Veronique Mead, MD, MA says
Dear Pam, Congratulations on your listening, insights and choices that support your journey and that feed the cycle of things that help with healing. Feeling no need to push sounds like a Big Accomplishment :-). Peace and calm sound like wonderful confirmation for converting being a good things for you! Thank you for sharing all this, and further supporting all the others who come here and realize they are not alone either! All my best wishes for your healing journey and thx for yours on my hibernating journey!!! xoxo
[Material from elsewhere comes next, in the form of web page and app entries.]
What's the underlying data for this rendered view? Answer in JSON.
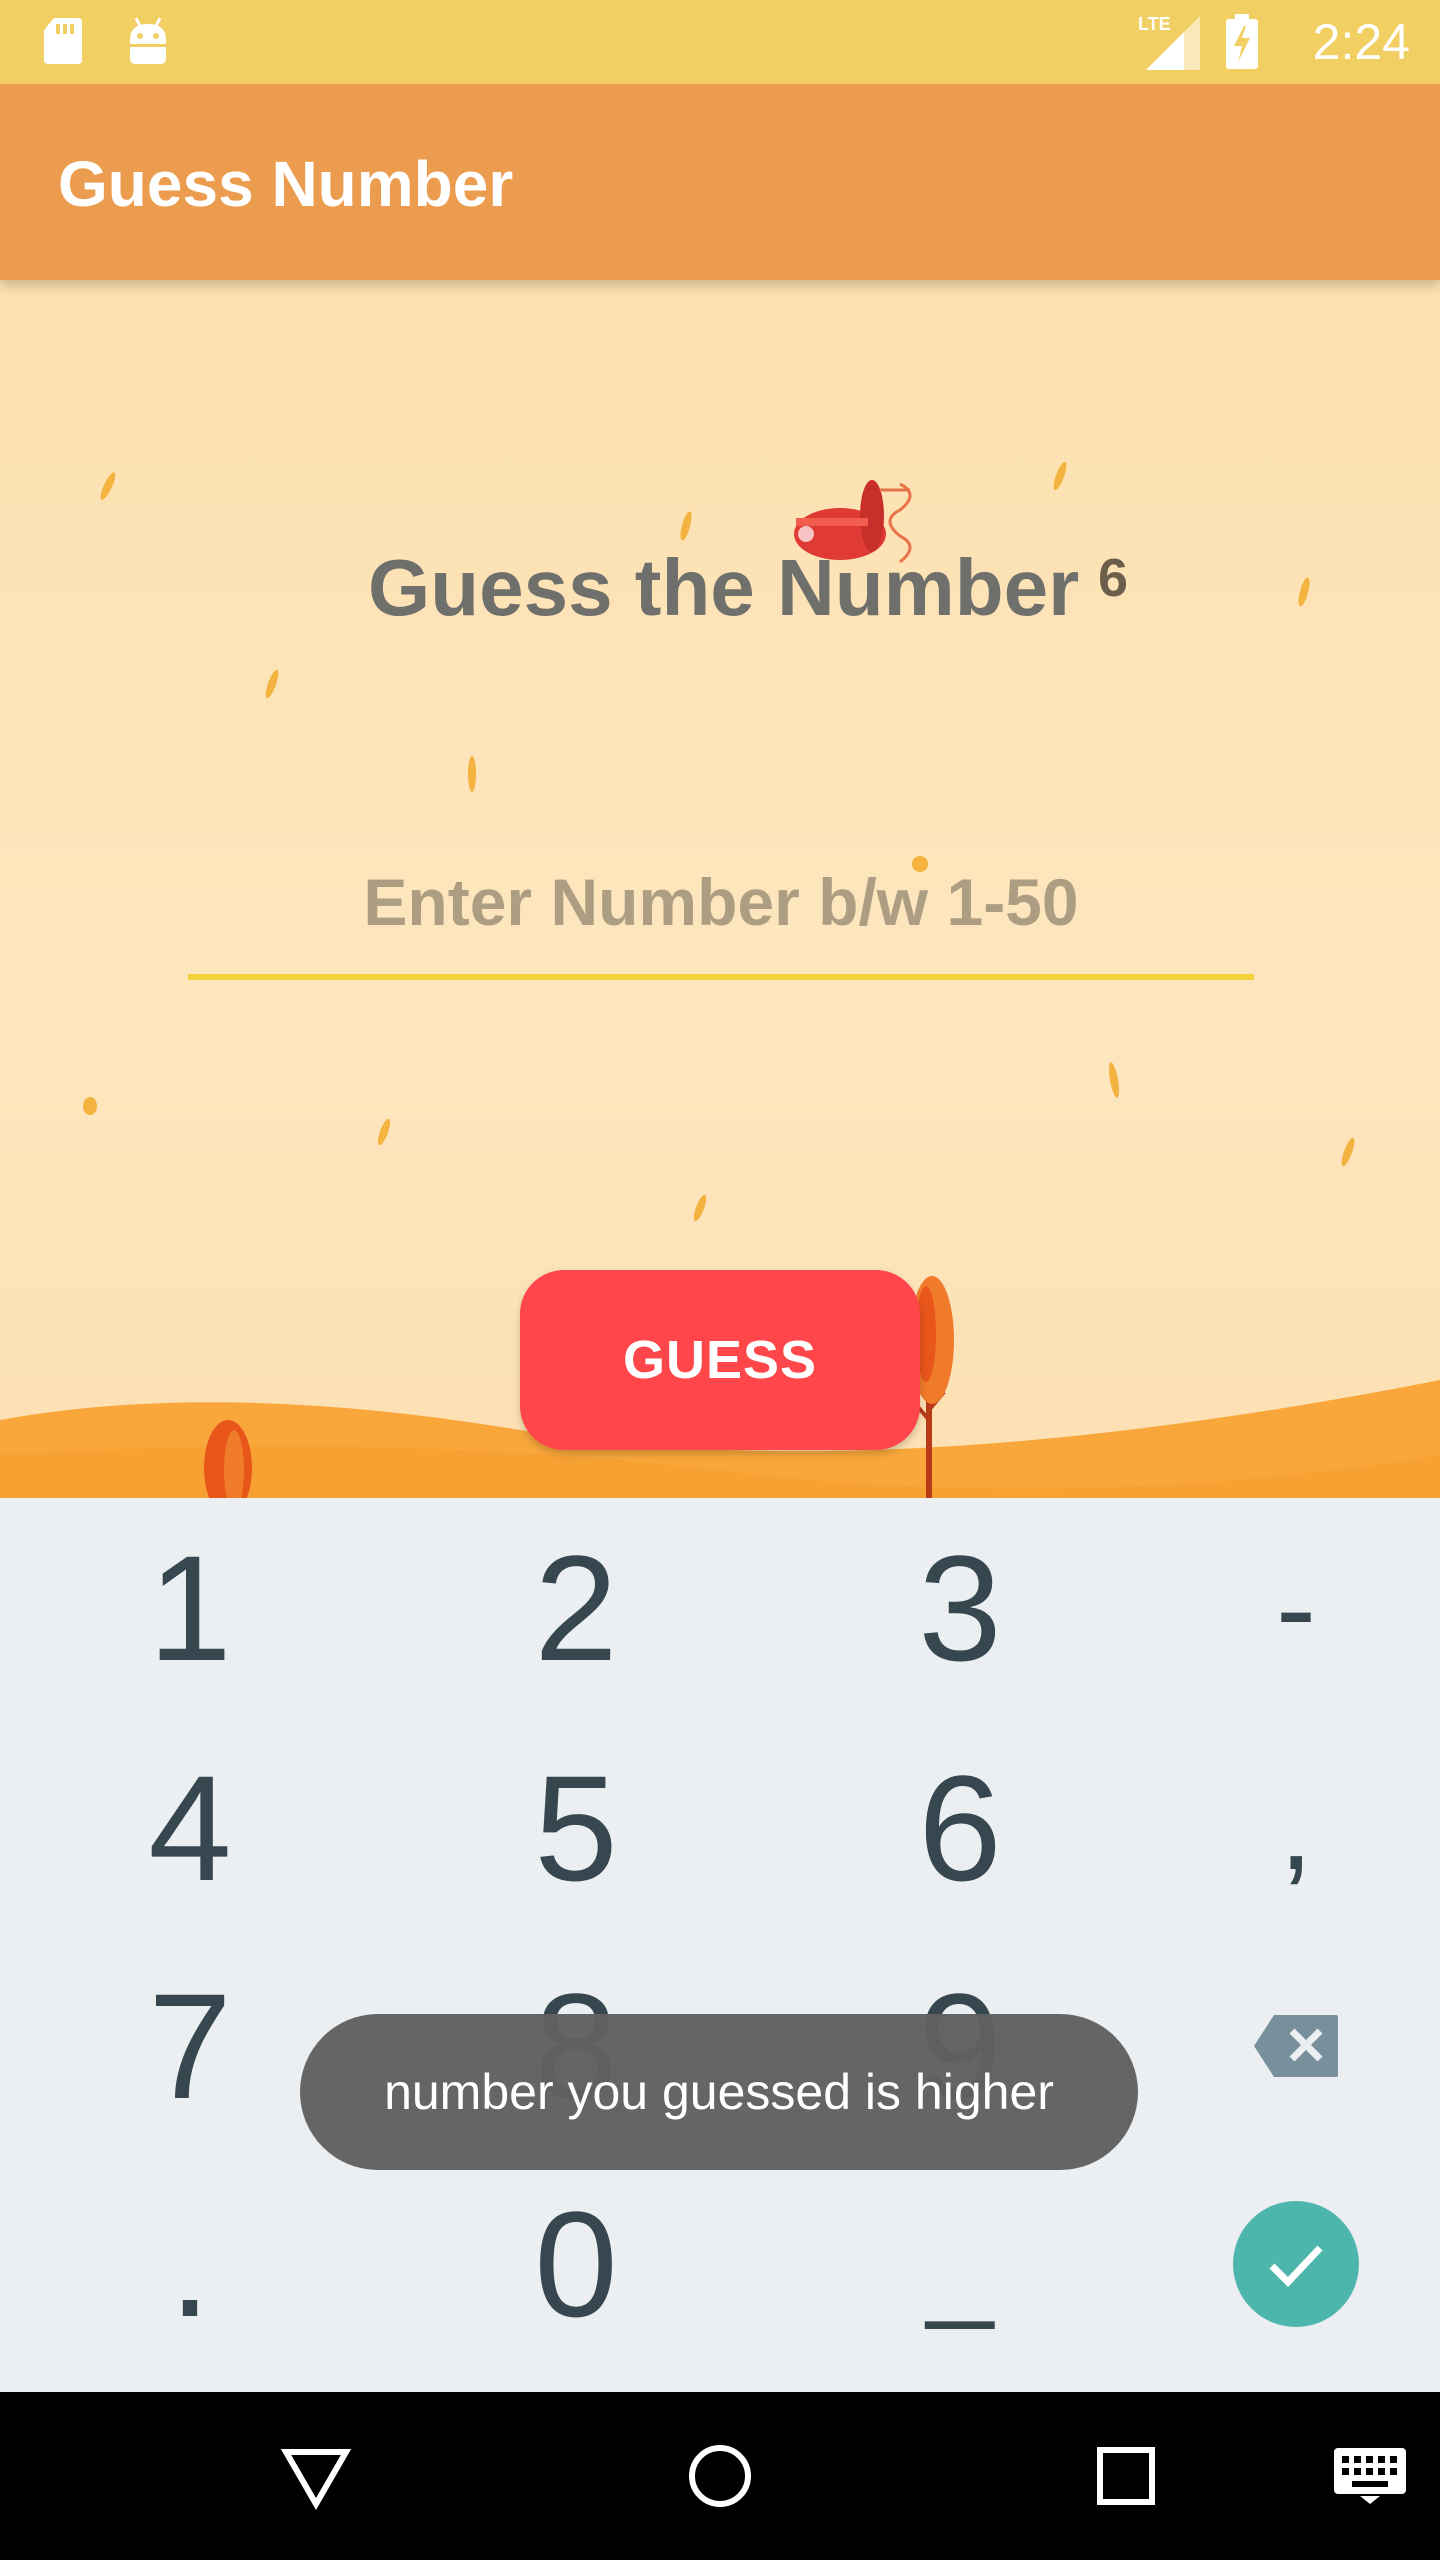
{
  "status_bar": {
    "time": "2:24",
    "network_label": "LTE",
    "icons": [
      "sd-card-icon",
      "android-icon",
      "lte-signal-icon",
      "battery-charging-icon"
    ]
  },
  "app_bar": {
    "title": "Guess Number",
    "background_color": "#ec9c4f"
  },
  "main": {
    "heading": "Guess the Number",
    "attempt_count": "6",
    "input": {
      "placeholder": "Enter Number b/w 1-50",
      "value": ""
    },
    "guess_button_label": "GUESS",
    "accent_color": "#ff464a"
  },
  "keyboard": {
    "keys": {
      "k1": "1",
      "k2": "2",
      "k3": "3",
      "minus": "-",
      "k4": "4",
      "k5": "5",
      "k6": "6",
      "comma": ",",
      "k7": "7",
      "k8": "8",
      "k9": "9",
      "dot": ".",
      "k0": "0",
      "underscore": "_"
    },
    "icons": [
      "backspace-icon",
      "done-check-icon"
    ],
    "done_color": "#4db6ac"
  },
  "toast": {
    "message": "number you guessed is higher"
  },
  "nav_bar": {
    "icons": [
      "back-icon",
      "home-icon",
      "recents-icon",
      "keyboard-switch-icon"
    ]
  }
}
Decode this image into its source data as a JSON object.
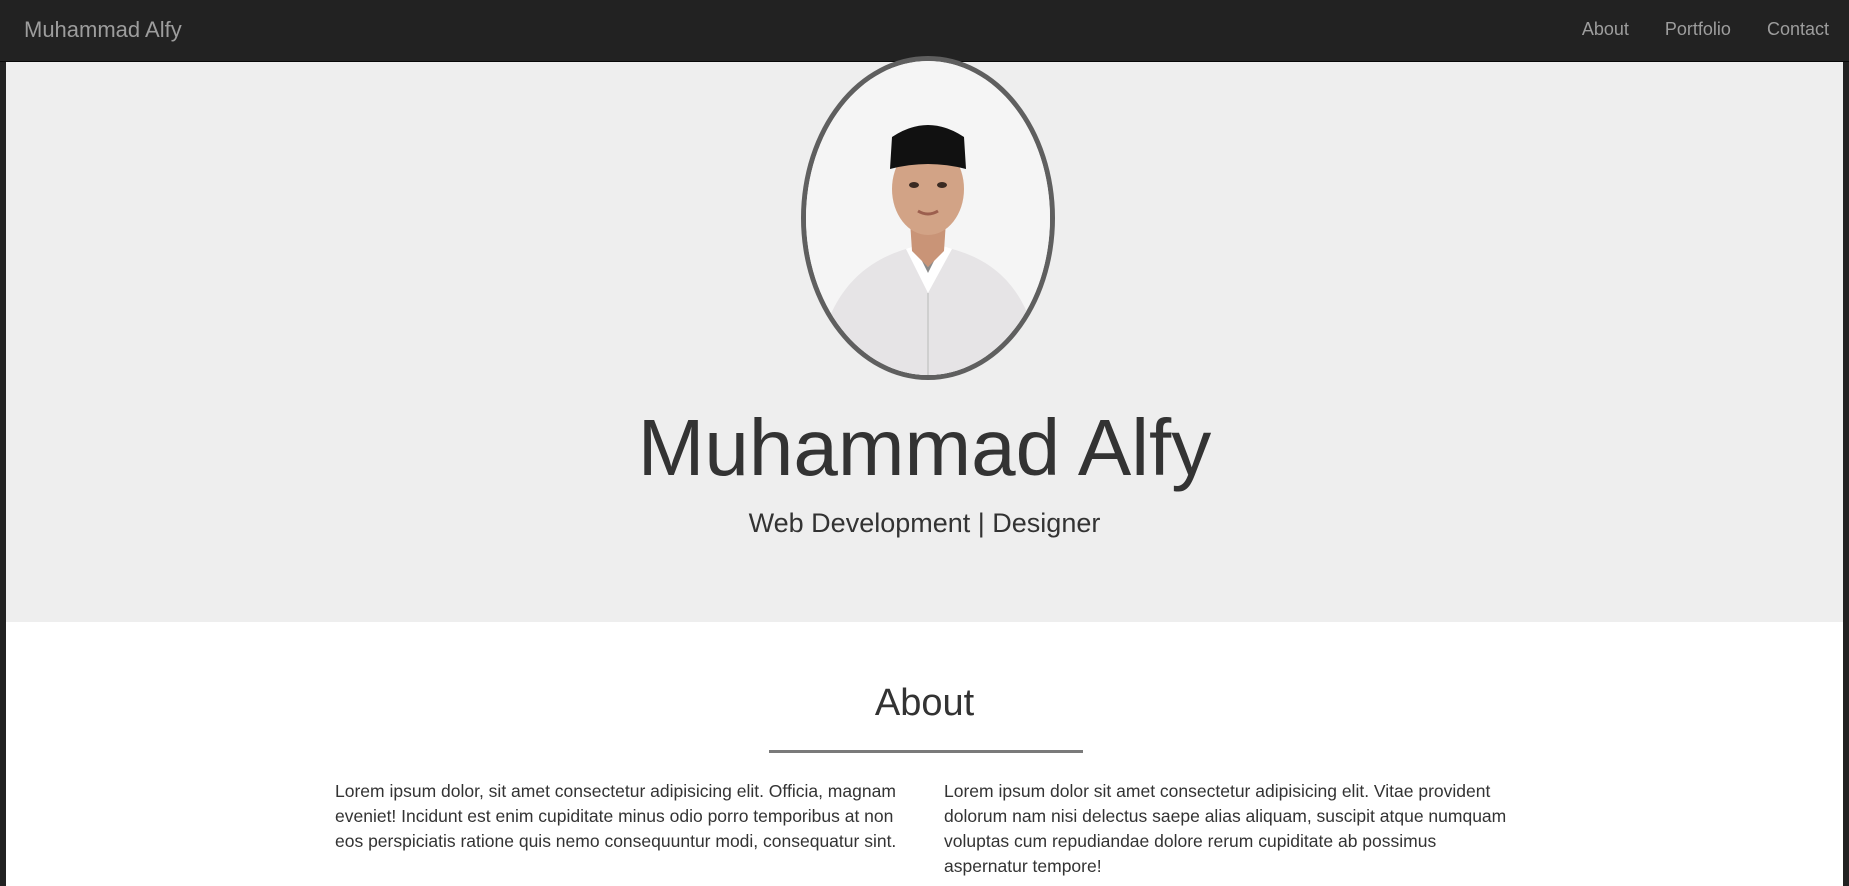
{
  "navbar": {
    "brand": "Muhammad Alfy",
    "links": [
      "About",
      "Portfolio",
      "Contact"
    ]
  },
  "hero": {
    "name": "Muhammad Alfy",
    "subtitle": "Web Development | Designer"
  },
  "about": {
    "title": "About",
    "col1": "Lorem ipsum dolor, sit amet consectetur adipisicing elit. Officia, magnam eveniet! Incidunt est enim cupiditate minus odio porro temporibus at non eos perspiciatis ratione quis nemo consequuntur modi, consequatur sint.",
    "col2": "Lorem ipsum dolor sit amet consectetur adipisicing elit. Vitae provident dolorum nam nisi delectus saepe alias aliquam, suscipit atque numquam voluptas cum repudiandae dolore rerum cupiditate ab possimus aspernatur tempore!"
  },
  "colors": {
    "navbar_bg": "#222222",
    "nav_text": "#9d9d9d",
    "hero_bg": "#eeeeee",
    "text": "#333333",
    "avatar_border": "#5f5f5f"
  },
  "icons": {
    "avatar": "profile-photo"
  }
}
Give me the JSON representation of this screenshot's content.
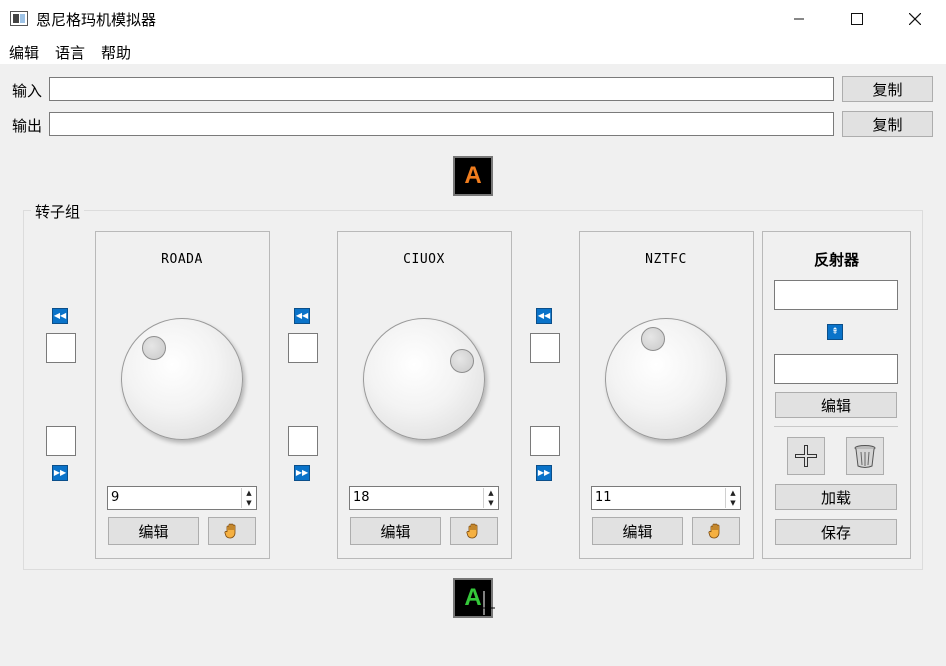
{
  "window": {
    "title": "恩尼格玛机模拟器",
    "controls": {
      "minimize": "—",
      "maximize": "☐",
      "close": "✕"
    }
  },
  "menu": {
    "items": [
      "编辑",
      "语言",
      "帮助"
    ]
  },
  "io": {
    "input_label": "输入",
    "input_value": "",
    "output_label": "输出",
    "output_value": "",
    "copy_label": "复制"
  },
  "lamps": {
    "top_letter": "A",
    "top_color": "#f07d1e",
    "bottom_letter": "A",
    "bottom_color": "#35c83a"
  },
  "rotor_group": {
    "title": "转子组",
    "rotors": [
      {
        "name": "ROADA",
        "position": "9",
        "edit_label": "编辑"
      },
      {
        "name": "CIUOX",
        "position": "18",
        "edit_label": "编辑"
      },
      {
        "name": "NZTFC",
        "position": "11",
        "edit_label": "编辑"
      }
    ]
  },
  "reflector": {
    "title": "反射器",
    "field1": "",
    "field2": "",
    "edit_label": "编辑",
    "load_label": "加载",
    "save_label": "保存"
  },
  "icons": {
    "step_back": "rewind-icon",
    "step_forward": "fast-forward-icon",
    "swap": "swap-up-icon",
    "add": "plus-icon",
    "delete": "trash-icon",
    "hand": "hand-icon"
  },
  "colors": {
    "step_button": "#0a73c9",
    "hand": "#f5b041"
  }
}
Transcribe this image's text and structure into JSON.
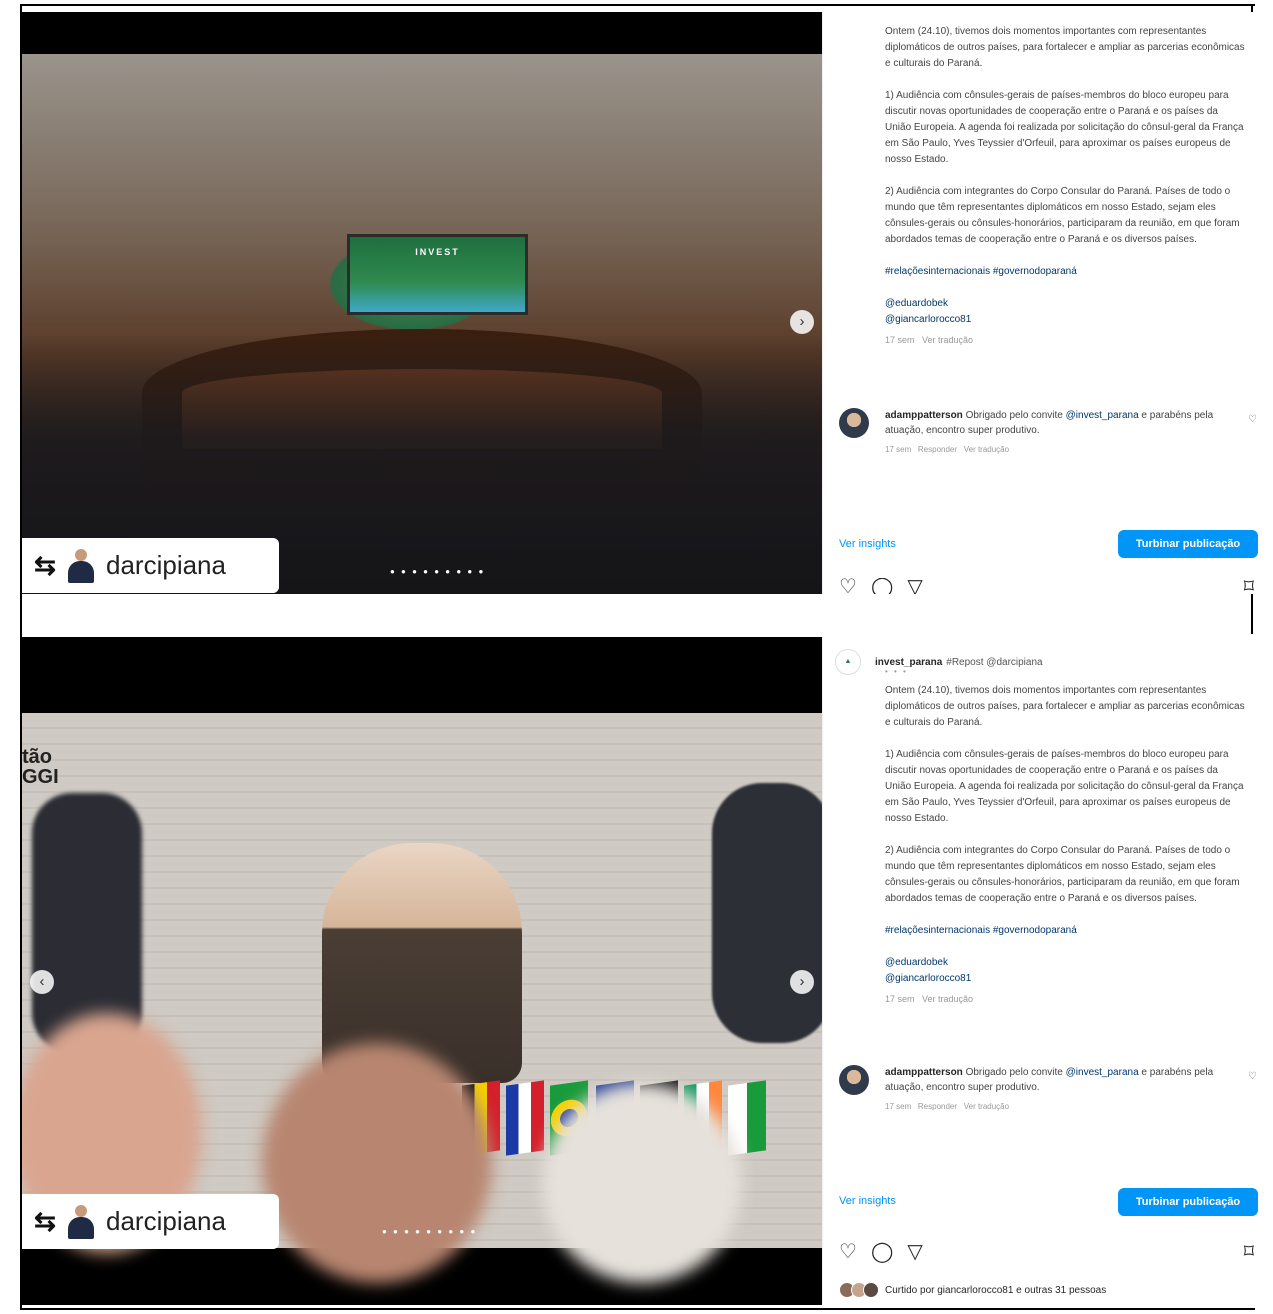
{
  "repost": {
    "icon": "repost-icon",
    "username": "darcipiana"
  },
  "post": {
    "account": "invest_parana",
    "repost_tag": "#Repost @darcipiana",
    "screen_logo": "INVEST",
    "caption_p1": "Ontem (24.10), tivemos dois momentos importantes com representantes diplomáticos de outros países, para fortalecer e ampliar as parcerias econômicas e culturais do Paraná.",
    "caption_p2": "1) Audiência com cônsules-gerais de países-membros do bloco europeu para discutir novas oportunidades de cooperação entre o Paraná e os países da União Europeia. A agenda foi realizada por solicitação do cônsul-geral da França em São Paulo, Yves Teyssier d'Orfeuil, para aproximar os países europeus de nosso Estado.",
    "caption_p3": "2) Audiência com integrantes do Corpo Consular do Paraná. Países de todo o mundo que têm representantes diplomáticos em nosso Estado, sejam eles cônsules-gerais ou cônsules-honorários, participaram da reunião, em que foram abordados temas de cooperação entre o Paraná e os diversos países.",
    "hashtags": "#relaçõesinternacionais #governodoparaná",
    "mention1": "@eduardobek",
    "mention2": "@giancarlorocco81",
    "time": "17 sem",
    "translate": "Ver tradução",
    "photo2_wall_text": "tão\nGGI"
  },
  "comment": {
    "username": "adamppatterson",
    "text_before": "Obrigado pelo convite",
    "mention": "@invest_parana",
    "text_after": "e parabéns pela atuação, encontro super produtivo.",
    "time": "17 sem",
    "reply": "Responder",
    "translate": "Ver tradução"
  },
  "actions": {
    "insights": "Ver insights",
    "boost": "Turbinar publicação",
    "likes": "Curtido por giancarlorocco81 e outras 31 pessoas",
    "like_icon": "heart-icon",
    "comment_icon": "comment-icon",
    "share_icon": "share-icon",
    "save_icon": "bookmark-icon"
  }
}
Thank you, Veronica, for your website & posts. I’ve had CFS for 35 years. I discovered your blog a few years ago, and while it resonated with me, it also felt like too much to deal with. Now I’m discovering that there’s no escaping dealing with past trauma. I’m suddenly forced to deal with an aging mother, who has already managed an act of betrayal, which brought up a lifetime of that plus more. Being a responsible person I will continue to care for her. But needing to deal with the feelings I am, at age 67, enrolling in Irene Lyon’s year long course to care for myself at the same time. Your blog helped me to realize that I need to do this. I’m already feeling some peace by acknowledging the trauma instead of trying to grit my teeth, stuff it, and bear it. It will be interesting to see if this improves my energy levels & immune system in the future. I have hope, and your work encourages me.
Veronique Mead, MD, MA says
Dear Terry, The past trauma seems to rarely allow us to escape without us saying hello to it on some way. Thank you for explaining how this took shape for you as I know this is the case for so many – we each can only go at our own pace. It will likely be reassuring for others too. Self care in the ways you name is huge. Dealing with our trauma doesn’t always have to look a certain way and really does include things that involve self-love and ease and gentleness in them (even if it can take great effort to put them into practice). Sending you all my best wishes for what you might discover as you explore this “way.” xoxo